No matter how big or small, what you do all adds up and while it might not affect you or your children, it is our responsibility to protect the planet; everyone and everything counts.
Australia needs to step up on climate change
By Daniela Pintimalli
I think climate change should be taken more seriously. I have travelled to quite a few European countries and have seen plenty of solar and wind farms being used there. Australia really needs to step up and get a solid plan to reduce our level of pollution and greenhouse gases. Not only does the government need to take the issue more seriously but we all must take some responsibility and do our part. I believe more funding and education is the key for a sustainable future.
Climate change: the debate
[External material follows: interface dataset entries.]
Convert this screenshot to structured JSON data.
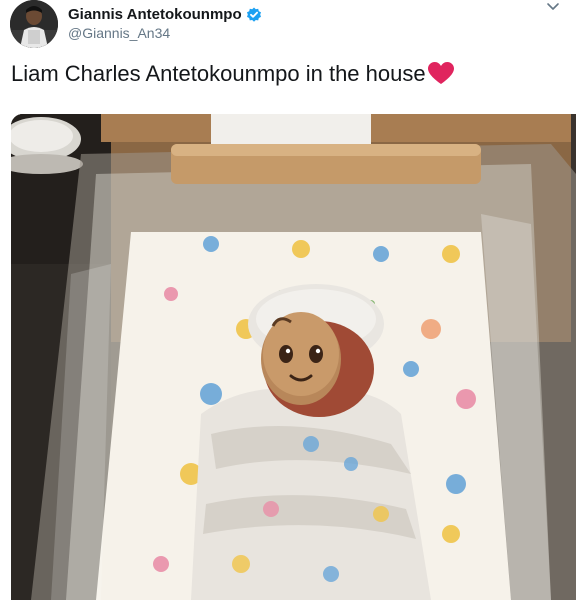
{
  "author": {
    "display_name": "Giannis Antetokounmpo",
    "handle": "@Giannis_An34",
    "verified": true,
    "avatar_icon": "profile-photo"
  },
  "tweet": {
    "text": "Liam Charles Antetokounmpo in the house",
    "emoji": "red-heart-icon"
  },
  "media": {
    "description_icon": "photo",
    "emoji_overlay": "face-emoji"
  },
  "colors": {
    "text": "#14171a",
    "secondary": "#657786",
    "verified": "#1da1f2",
    "heart": "#e0245e"
  }
}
Climate change may not be what you think is important but having to reach a bipartisan outcome seems to be an insurmountable task.
Since the 1905 Nobel Chemistry Laureate Svante Arrhenius first modelled the greenhouse effect on the temperature of our planet, little has changed from his prediction of a 2.1 degree Celsius temperature rise.Today, with greatly improved equipment and technology, the prediction is between 2 and 4.5 degrees.
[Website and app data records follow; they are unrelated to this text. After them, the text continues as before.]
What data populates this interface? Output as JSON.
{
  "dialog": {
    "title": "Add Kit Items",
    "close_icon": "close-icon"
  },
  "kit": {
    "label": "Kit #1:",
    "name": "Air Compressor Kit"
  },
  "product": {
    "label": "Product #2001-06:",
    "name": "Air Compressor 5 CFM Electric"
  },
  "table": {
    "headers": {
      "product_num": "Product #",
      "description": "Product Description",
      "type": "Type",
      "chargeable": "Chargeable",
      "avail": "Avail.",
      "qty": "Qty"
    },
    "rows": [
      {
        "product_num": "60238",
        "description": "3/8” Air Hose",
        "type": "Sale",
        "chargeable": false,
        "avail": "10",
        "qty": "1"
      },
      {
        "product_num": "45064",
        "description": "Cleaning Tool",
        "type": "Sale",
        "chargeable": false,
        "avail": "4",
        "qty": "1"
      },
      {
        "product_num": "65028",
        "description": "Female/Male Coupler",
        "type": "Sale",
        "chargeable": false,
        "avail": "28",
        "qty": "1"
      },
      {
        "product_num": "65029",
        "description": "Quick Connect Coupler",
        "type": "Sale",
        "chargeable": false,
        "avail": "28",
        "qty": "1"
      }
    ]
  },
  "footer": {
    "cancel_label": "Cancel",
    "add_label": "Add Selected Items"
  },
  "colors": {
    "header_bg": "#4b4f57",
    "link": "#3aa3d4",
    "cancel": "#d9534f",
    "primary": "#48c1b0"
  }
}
According to Oreskes and Conway (authors of Merchants of Doubt), a handful of politically conversative scientists, with strong ties to particular industries, have challenged the scientific consensus about the existence of man made climate change. The authors go on to say that this has resulted in “deliberate obfuscation” of the climate change issue, which has had an influence on public opinion and policy-making.
Below, raw data graphically represents the disconcerting trends of the last century:
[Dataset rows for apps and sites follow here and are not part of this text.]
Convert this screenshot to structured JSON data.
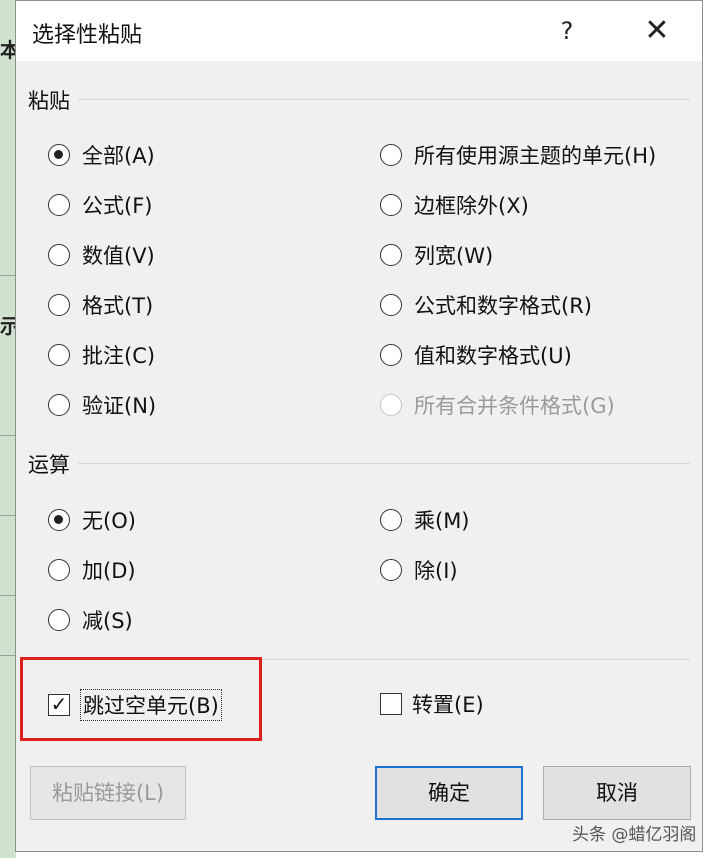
{
  "background": {
    "fragments": [
      "本",
      "示"
    ]
  },
  "dialog": {
    "title": "选择性粘贴",
    "help_label": "?",
    "close_label": "✕",
    "paste_group": {
      "label": "粘贴",
      "left_options": [
        {
          "label": "全部(A)",
          "checked": true
        },
        {
          "label": "公式(F)",
          "checked": false
        },
        {
          "label": "数值(V)",
          "checked": false
        },
        {
          "label": "格式(T)",
          "checked": false
        },
        {
          "label": "批注(C)",
          "checked": false
        },
        {
          "label": "验证(N)",
          "checked": false
        }
      ],
      "right_options": [
        {
          "label": "所有使用源主题的单元(H)",
          "checked": false
        },
        {
          "label": "边框除外(X)",
          "checked": false
        },
        {
          "label": "列宽(W)",
          "checked": false
        },
        {
          "label": "公式和数字格式(R)",
          "checked": false
        },
        {
          "label": "值和数字格式(U)",
          "checked": false
        },
        {
          "label": "所有合并条件格式(G)",
          "checked": false,
          "disabled": true
        }
      ]
    },
    "operation_group": {
      "label": "运算",
      "left_options": [
        {
          "label": "无(O)",
          "checked": true
        },
        {
          "label": "加(D)",
          "checked": false
        },
        {
          "label": "减(S)",
          "checked": false
        }
      ],
      "right_options": [
        {
          "label": "乘(M)",
          "checked": false
        },
        {
          "label": "除(I)",
          "checked": false
        }
      ]
    },
    "skip_blanks": {
      "label": "跳过空单元(B)",
      "checked": true
    },
    "transpose": {
      "label": "转置(E)",
      "checked": false
    },
    "buttons": {
      "paste_link": "粘贴链接(L)",
      "ok": "确定",
      "cancel": "取消"
    },
    "highlight_color": "#e02020",
    "accent_color": "#1b73d1"
  },
  "watermark": "头条 @蜡亿羽阁"
}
Global mean land-ocean temperature change from 1880–2012, relative to the 1951–1980 mean. The black line is the annual mean and the red line is the 5-year running mean. The green bars show uncertainty estimates. Source: NASA GISS.
There seems to be a pattern to this rhetoric, with many political wills unable to realise the bigger scenario. The real threat to climate change is choosing not to analyse or debate the issue in honest, mature manner, without the influence of vested interest think tanks that parade as experts. I’m certain the current government is employing similar stalling tactics, and consequently nothing is likely to be done for many years; perhaps by then nothing can be done.
The harsh reality of climate change
By Nesrine Rima
As a result of the rise of capitalism, new machines and electronic equipment were invented, including the first car and the first computer. On the one hand this led to economic growth but on the other hand this has created a devastating effect on the environment.
The pollution produced from factories, businesses and vehicles today is heating up the planet, which is leading to a rise in the Earth’s temperature. Therefore we can expect to experience extreme weather conditions, droughts, fires, floods and higher sea levels. The harsh reality is these changes threaten humans, wildlife, agriculture, water supplies and industries.
Human activity such as the burning of coal and the clearing of forests has been the main contributor to the rapid rise in the Earth’s temperature. The greenhouse gases we produce have unfortunately produced a hole in the ozone layer that also contributes to changing surface temperature patterns over Australia.
We humans need to wake up and take responsibility for our actions otherwise there will be no Earth left for the next generation. I ask: why are we so irresponsible? I encourage you to take the first step towards saving the Earth.
There are simple things you can do in your own home that will help the environment. Always recycle rubbish such as plastic, cans and paper and be mindful of your water consumption. Remember to turn off your heating and cooling appliances when not in use and purchase electronic appliances that save energy.
Australia has the ability to shift to a clean economy with abundant access to solar, wind, geothermal and wave energy. We have the resources, skills and knowledge to produce less pollution and create a more sustainable world.